*WHAT NEEDS TO BE DONE*. Select and copy out every line in the records containing "battery".

(Records excerpted from a collection)
━━━━━━━━

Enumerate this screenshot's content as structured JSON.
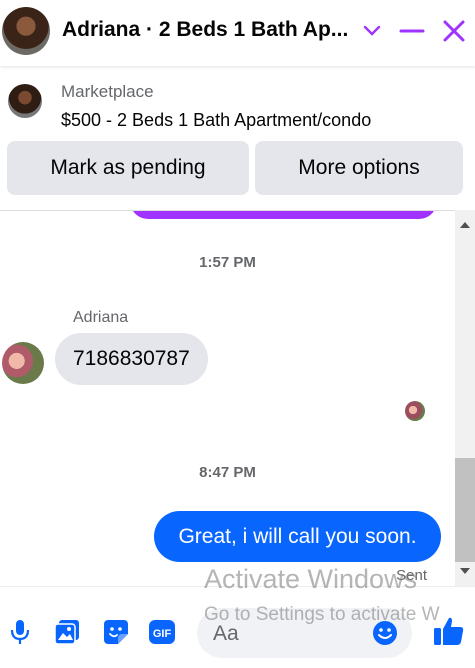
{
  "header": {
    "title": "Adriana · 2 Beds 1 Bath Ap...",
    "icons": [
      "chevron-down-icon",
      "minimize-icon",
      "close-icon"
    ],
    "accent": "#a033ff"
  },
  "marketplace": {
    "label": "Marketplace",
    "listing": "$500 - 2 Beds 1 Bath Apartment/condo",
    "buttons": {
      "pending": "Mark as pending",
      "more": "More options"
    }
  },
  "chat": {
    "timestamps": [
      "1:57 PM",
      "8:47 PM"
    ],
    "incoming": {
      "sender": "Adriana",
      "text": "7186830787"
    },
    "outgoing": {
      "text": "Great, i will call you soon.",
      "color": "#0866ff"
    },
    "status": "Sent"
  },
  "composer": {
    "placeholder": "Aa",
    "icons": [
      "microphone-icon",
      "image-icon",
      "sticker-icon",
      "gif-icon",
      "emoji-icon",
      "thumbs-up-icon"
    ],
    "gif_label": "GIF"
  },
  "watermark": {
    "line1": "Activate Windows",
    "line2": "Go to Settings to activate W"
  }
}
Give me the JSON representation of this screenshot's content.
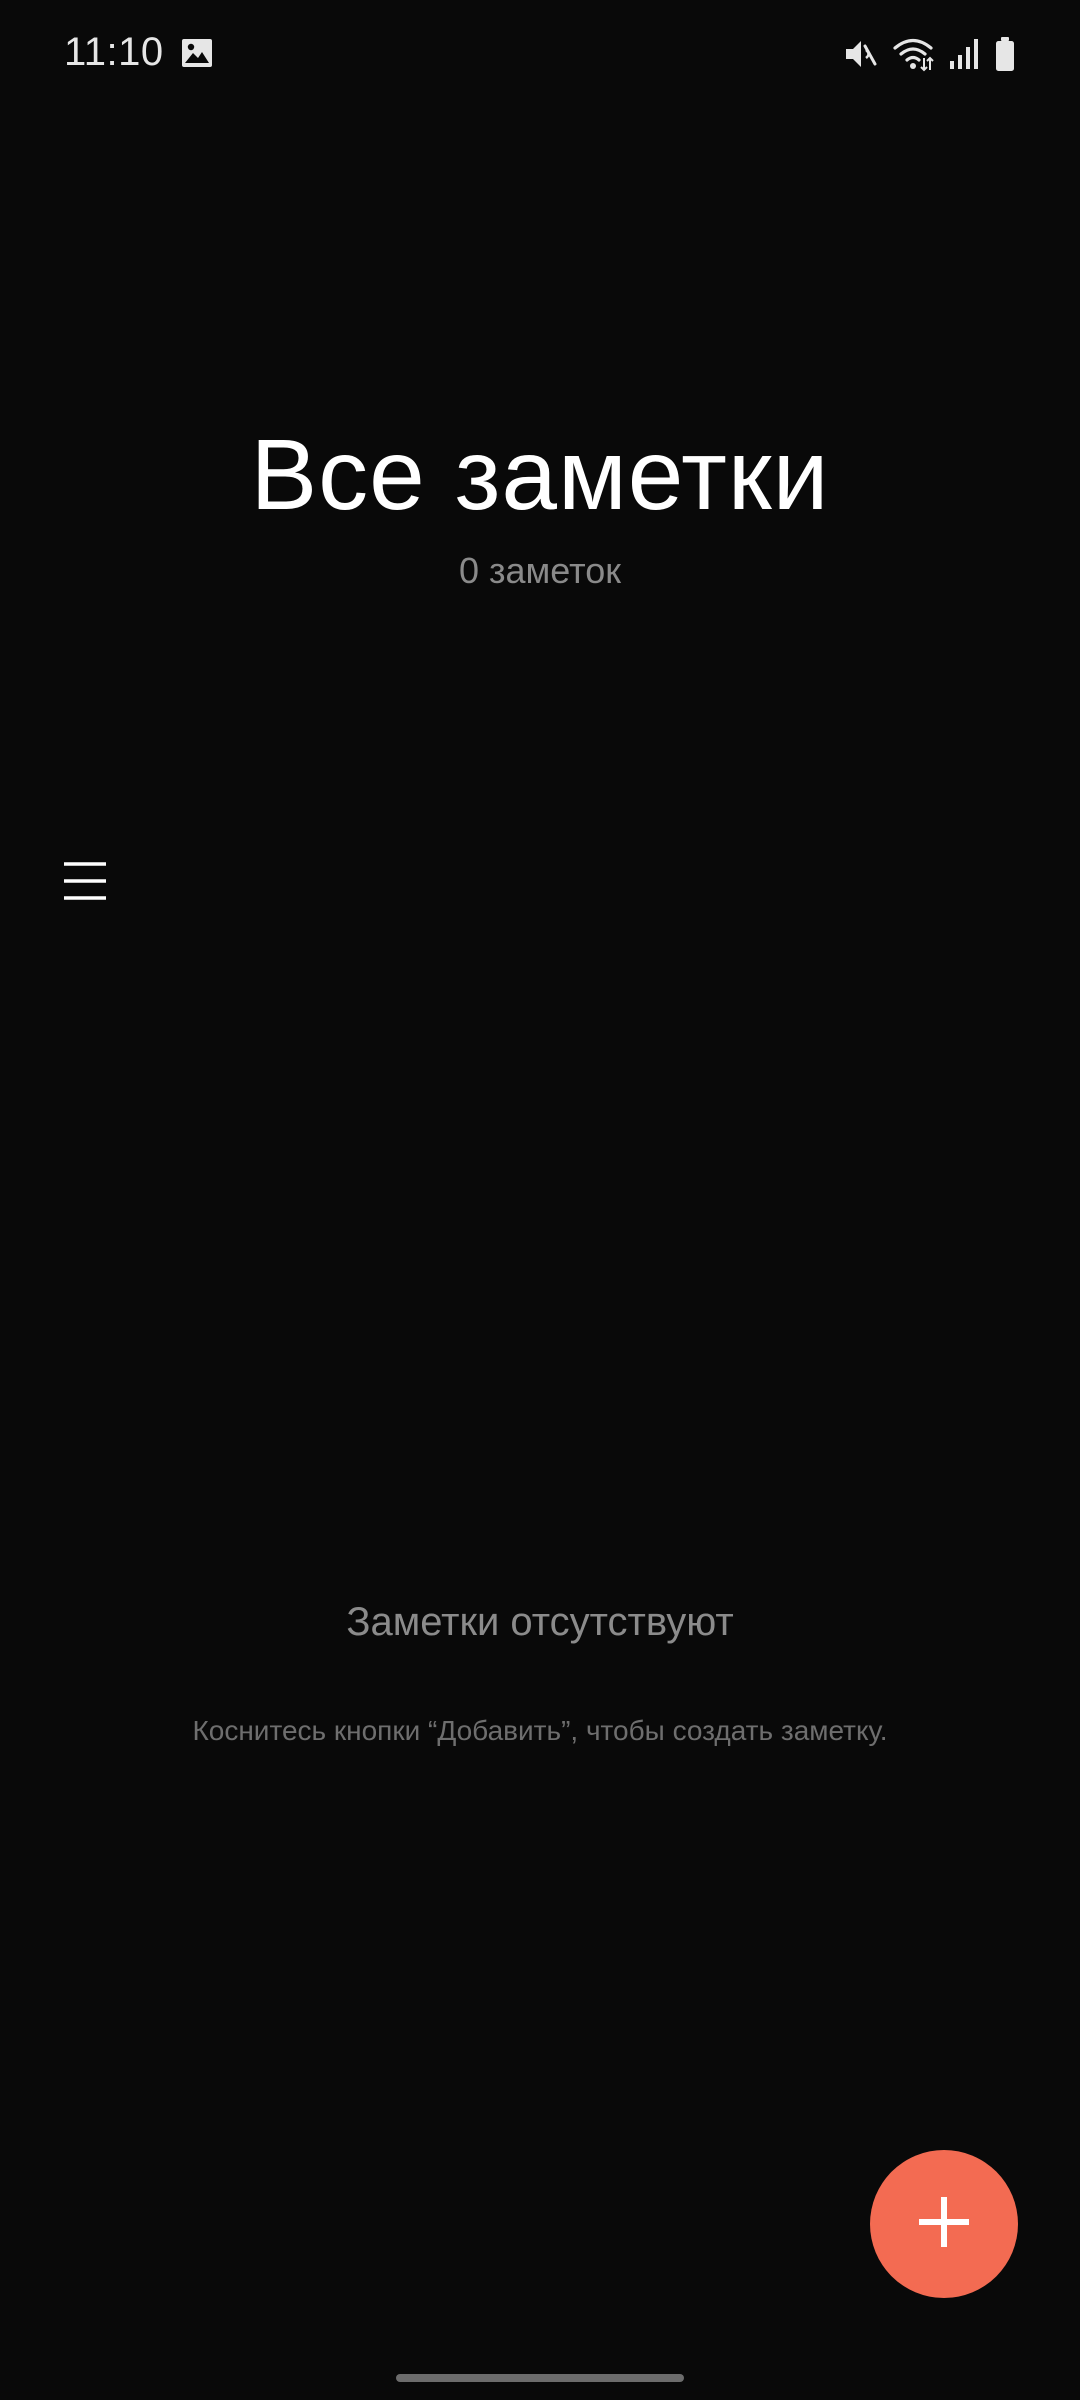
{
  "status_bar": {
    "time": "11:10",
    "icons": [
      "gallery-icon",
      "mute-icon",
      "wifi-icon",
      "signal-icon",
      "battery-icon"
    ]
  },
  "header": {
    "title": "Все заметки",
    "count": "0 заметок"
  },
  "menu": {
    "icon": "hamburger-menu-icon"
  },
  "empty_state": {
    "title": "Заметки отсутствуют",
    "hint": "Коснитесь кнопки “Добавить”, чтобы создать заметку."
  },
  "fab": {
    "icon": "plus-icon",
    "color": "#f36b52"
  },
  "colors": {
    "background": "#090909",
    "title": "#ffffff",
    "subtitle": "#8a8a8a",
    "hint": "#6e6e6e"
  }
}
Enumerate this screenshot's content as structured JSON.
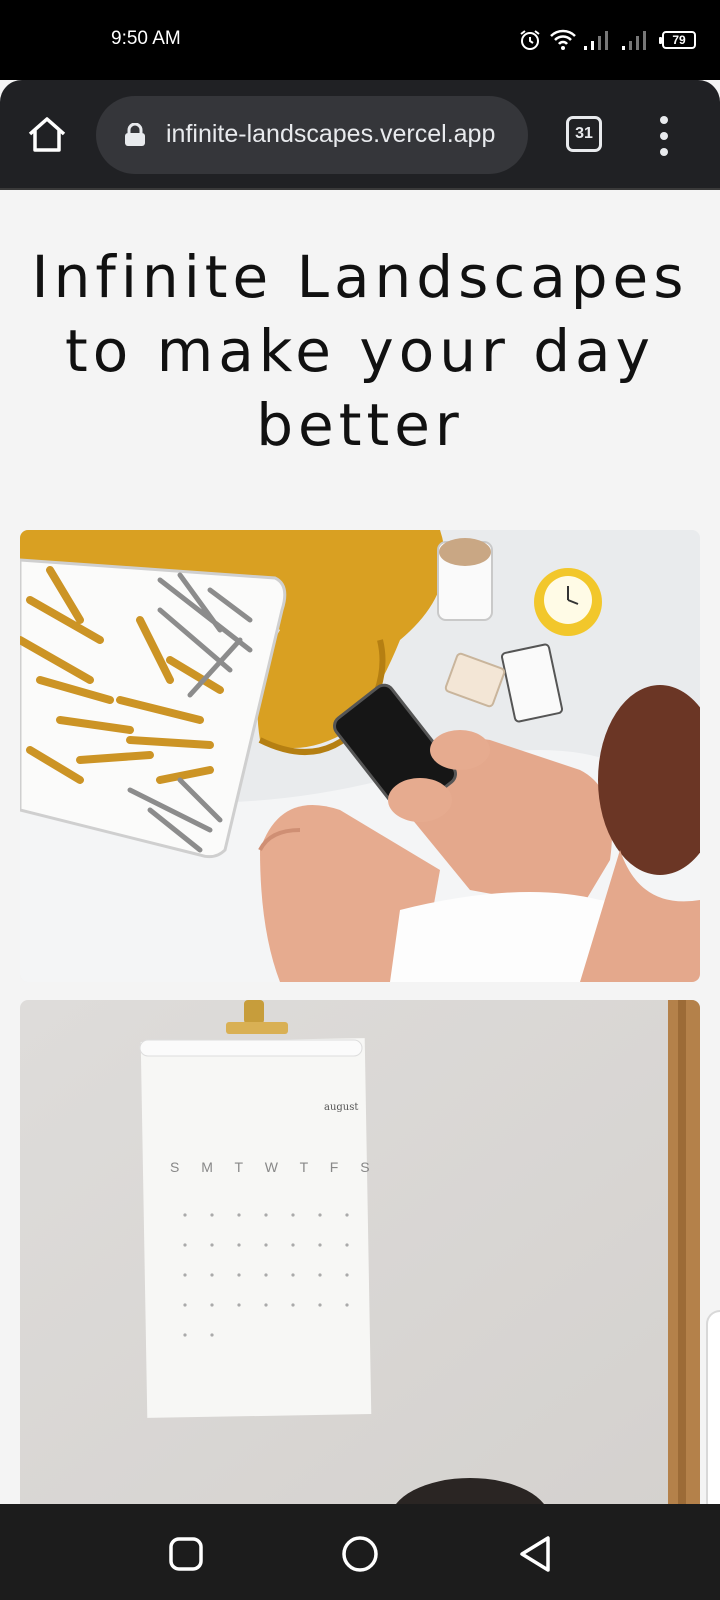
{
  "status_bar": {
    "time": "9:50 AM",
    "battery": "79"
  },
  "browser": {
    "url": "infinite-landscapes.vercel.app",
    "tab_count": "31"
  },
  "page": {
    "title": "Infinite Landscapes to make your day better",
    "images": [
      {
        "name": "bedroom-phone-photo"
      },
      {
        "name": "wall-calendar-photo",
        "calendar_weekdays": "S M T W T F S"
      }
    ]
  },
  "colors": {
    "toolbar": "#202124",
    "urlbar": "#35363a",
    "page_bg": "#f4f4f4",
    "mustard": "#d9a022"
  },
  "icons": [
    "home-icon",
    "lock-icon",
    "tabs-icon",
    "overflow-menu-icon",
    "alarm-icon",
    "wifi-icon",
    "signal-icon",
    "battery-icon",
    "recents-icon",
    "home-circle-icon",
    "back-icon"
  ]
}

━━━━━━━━

*WRITTEN ANSWER*.
      "battery-icon"
    "battery": "79"
    "battery-icon",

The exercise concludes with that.